> Given data
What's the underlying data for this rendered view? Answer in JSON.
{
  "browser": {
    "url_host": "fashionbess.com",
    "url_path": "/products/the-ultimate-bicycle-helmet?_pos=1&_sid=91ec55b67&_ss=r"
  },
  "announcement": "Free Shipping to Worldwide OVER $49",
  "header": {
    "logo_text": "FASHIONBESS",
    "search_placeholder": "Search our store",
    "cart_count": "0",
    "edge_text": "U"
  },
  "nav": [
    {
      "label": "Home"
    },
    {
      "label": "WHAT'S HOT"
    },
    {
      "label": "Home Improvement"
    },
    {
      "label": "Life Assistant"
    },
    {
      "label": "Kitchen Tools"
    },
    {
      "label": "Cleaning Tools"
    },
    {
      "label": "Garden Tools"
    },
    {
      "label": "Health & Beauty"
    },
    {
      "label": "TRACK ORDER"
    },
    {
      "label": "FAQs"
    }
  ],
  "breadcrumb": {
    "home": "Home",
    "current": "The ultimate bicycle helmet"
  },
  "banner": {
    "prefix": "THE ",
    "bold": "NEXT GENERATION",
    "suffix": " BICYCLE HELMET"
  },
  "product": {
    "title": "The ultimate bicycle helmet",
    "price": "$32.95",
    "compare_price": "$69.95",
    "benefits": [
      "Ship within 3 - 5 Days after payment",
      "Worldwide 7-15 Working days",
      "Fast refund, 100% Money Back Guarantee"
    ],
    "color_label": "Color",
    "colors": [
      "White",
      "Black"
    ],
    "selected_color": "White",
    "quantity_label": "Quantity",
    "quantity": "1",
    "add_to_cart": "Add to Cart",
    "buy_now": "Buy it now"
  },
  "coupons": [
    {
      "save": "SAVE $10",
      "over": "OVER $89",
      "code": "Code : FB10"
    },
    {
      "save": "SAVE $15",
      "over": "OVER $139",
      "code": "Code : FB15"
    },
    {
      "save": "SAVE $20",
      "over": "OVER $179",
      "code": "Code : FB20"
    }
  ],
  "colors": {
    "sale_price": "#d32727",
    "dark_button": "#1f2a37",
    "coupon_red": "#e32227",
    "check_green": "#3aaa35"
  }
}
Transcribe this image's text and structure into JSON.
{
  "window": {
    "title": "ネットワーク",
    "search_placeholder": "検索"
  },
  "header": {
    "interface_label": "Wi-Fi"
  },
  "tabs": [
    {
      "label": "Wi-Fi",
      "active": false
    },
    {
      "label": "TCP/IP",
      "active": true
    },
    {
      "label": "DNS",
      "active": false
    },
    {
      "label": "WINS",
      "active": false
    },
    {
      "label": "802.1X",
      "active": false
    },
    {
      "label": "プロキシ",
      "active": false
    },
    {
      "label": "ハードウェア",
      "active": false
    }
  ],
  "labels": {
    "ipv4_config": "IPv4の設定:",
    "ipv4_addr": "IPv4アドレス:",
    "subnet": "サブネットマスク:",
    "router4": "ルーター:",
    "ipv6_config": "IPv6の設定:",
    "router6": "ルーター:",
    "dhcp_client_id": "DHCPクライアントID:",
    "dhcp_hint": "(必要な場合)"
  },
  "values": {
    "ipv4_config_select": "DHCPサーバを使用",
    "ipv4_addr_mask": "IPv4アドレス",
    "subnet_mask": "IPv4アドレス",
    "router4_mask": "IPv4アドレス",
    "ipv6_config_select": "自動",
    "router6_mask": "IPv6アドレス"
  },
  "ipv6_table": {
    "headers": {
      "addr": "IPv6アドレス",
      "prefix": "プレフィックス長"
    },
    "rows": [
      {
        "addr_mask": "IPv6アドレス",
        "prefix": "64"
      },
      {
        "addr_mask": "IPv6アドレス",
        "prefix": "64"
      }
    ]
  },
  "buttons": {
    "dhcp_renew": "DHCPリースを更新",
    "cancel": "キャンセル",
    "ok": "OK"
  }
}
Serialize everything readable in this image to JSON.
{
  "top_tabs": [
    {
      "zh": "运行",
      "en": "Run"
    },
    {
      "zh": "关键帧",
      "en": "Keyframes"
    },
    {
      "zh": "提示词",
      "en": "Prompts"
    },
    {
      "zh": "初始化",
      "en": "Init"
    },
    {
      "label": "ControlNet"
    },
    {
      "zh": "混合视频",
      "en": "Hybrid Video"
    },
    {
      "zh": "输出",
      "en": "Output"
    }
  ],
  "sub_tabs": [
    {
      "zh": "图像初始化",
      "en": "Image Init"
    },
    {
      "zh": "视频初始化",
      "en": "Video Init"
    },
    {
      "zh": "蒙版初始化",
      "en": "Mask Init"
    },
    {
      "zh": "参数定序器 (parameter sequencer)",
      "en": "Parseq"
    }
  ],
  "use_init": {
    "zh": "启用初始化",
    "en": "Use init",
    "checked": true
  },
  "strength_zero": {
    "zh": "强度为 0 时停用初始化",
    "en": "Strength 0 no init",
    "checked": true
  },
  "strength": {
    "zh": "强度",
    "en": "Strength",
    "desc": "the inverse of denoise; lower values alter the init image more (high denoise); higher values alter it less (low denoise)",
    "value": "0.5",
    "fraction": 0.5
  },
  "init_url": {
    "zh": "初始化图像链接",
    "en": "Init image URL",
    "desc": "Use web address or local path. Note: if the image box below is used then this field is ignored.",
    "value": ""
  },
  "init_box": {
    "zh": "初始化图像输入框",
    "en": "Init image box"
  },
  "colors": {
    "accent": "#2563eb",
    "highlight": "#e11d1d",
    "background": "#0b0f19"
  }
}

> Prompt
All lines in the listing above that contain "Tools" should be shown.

> Expected answer
      "label": "Kitchen Tools"
      "label": "Cleaning Tools"
      "label": "Garden Tools"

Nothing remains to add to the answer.